→ Work to complete
Find all lines in the records that include the word "Details", and copy them out.

··· Information shown ···

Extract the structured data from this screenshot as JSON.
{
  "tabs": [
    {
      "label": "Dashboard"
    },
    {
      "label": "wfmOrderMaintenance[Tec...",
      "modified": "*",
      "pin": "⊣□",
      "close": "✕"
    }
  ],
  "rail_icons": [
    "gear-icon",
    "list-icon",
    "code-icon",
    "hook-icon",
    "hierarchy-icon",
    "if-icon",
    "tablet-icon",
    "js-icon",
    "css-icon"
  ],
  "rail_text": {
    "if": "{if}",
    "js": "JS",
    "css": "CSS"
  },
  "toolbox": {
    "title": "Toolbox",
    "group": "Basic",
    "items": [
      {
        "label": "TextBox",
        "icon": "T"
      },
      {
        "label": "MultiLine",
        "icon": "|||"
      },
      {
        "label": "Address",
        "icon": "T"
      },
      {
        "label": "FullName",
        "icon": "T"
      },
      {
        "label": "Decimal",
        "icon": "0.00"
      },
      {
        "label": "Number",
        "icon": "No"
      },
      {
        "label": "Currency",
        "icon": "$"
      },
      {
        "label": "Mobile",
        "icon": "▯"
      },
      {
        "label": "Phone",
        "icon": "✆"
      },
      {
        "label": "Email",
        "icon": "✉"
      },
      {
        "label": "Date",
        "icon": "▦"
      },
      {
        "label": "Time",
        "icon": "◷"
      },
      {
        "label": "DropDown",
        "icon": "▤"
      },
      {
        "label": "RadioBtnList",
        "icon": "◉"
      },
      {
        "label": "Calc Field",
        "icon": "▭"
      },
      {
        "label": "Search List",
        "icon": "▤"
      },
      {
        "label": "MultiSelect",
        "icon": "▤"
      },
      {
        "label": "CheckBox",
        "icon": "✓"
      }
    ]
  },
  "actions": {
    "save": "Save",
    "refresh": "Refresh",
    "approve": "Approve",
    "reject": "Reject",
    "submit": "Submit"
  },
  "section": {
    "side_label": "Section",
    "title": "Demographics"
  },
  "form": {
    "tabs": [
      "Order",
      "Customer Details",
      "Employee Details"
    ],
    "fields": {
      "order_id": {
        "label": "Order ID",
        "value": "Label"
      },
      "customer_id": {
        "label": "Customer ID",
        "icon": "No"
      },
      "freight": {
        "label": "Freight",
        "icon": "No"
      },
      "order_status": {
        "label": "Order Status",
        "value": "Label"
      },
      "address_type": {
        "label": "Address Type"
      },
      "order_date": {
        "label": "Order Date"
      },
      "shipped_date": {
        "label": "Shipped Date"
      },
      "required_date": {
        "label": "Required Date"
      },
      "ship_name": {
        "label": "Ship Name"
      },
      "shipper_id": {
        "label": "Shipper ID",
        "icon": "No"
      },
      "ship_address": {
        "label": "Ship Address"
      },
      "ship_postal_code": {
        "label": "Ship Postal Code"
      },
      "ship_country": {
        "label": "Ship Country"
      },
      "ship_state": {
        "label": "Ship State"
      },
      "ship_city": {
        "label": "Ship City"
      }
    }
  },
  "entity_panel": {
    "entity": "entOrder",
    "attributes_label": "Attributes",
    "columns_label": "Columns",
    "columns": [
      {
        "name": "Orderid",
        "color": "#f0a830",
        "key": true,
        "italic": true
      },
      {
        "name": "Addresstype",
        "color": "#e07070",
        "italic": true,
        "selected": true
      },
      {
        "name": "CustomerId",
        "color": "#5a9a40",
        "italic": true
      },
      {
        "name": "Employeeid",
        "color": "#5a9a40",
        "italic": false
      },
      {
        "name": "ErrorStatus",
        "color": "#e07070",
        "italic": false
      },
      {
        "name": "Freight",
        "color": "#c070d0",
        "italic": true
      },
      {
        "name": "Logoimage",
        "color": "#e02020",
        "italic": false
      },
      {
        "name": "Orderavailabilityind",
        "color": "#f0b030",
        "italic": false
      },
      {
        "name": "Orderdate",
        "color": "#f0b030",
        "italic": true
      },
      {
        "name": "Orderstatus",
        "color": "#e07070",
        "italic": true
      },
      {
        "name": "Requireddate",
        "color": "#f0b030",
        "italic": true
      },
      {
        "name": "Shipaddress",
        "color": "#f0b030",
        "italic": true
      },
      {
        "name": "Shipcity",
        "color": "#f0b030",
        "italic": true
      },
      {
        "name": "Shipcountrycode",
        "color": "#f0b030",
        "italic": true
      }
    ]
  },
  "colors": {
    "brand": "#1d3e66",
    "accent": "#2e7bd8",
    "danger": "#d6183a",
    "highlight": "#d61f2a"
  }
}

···

→ Response to the task
      "Customer Details",
      "Employee Details"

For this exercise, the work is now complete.